He and I talk a little about the two parties and the shrinking of their “tents.” The country seems more polarized by the day. And the parties’ presidential nominations are controlled by their “edges,” says Daniels. In a column last May, he wrote that candidates like to “massage the erogenous zones of extremists.” They like to “underscore the stark difference between Us and Them.” Here with me, he puts in a good word for the smoke-filled room, that much-scorned venue of yore. “Why were people in those rooms?” he asks. “What were they doing there? They were trying to pick someone who could win, and that meant someone who would have broad appeal.”
Daniels notes that, right this moment, many Democrats are “openly wringing their hands,” because they sense that the process might produce a nominee “with whom a broad majority could not get comfortable.”
At the end of our conversation, I pump Mitch Daniels for a Reagan story or two. He gives me one — one he has often shared, to illustrate something larger. In 1986 or so, somewhere out West, Reagan gave a speech that went like gangbusters. As the crowd cheered, Reagan left the stage and someone in the wings said, “Mr. President, sounds like they want an encore.” Reagan laughed and said, “Oh, no: The first rule of showbiz is, Always leave ’em wanting a little more.”

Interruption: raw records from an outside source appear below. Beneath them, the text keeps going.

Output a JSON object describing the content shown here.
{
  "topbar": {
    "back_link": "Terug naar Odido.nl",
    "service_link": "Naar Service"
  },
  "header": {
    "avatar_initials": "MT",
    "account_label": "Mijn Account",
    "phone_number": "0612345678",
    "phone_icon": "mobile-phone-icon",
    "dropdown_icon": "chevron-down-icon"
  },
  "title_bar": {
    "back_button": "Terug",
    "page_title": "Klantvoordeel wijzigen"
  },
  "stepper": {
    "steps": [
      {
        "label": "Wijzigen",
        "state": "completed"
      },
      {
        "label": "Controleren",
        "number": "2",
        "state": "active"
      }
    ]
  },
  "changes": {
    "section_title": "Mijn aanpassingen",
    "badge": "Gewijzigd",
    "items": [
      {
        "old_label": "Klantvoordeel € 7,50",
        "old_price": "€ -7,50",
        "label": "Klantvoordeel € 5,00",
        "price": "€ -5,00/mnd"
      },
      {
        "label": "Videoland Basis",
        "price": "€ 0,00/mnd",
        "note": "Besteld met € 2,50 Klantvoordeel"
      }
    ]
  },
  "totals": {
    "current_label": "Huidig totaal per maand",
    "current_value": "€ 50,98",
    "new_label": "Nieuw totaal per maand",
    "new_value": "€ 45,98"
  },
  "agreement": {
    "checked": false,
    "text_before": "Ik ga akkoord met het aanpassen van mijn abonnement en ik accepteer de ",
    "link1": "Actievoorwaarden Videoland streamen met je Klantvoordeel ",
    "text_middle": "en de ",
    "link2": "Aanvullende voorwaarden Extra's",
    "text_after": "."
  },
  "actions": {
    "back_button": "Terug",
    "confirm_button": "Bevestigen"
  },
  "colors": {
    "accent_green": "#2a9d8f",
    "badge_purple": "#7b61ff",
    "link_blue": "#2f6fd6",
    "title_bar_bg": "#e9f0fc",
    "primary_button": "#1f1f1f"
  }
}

Everything ends sometime, Daniels observes, matter-of-factly. This job of his at Purdue, which he loves so much? It will end by and by. The question for all of us, he says — whatever it is we’re doing — is, “How do you want it to end? Do you want to go out like Sandy Koufax or Willie Mays? Now, I idolized Mays, but he played a few seasons that were not at all up to his standards.”
He continues, “If you’re fortunate enough to finish an assignment — I don’t care if it’s your first job or the end of your working days — if you’re fortunate enough to finish the assignment and you’ve still got your mojo and you haven’t run dry of good ideas and you’re leaving things in better shape — like they taught us in Cub Scouts: Leave the campsite cleaner than you found it — then that’s a cause for celebration, and that’s the way you want to think about it.”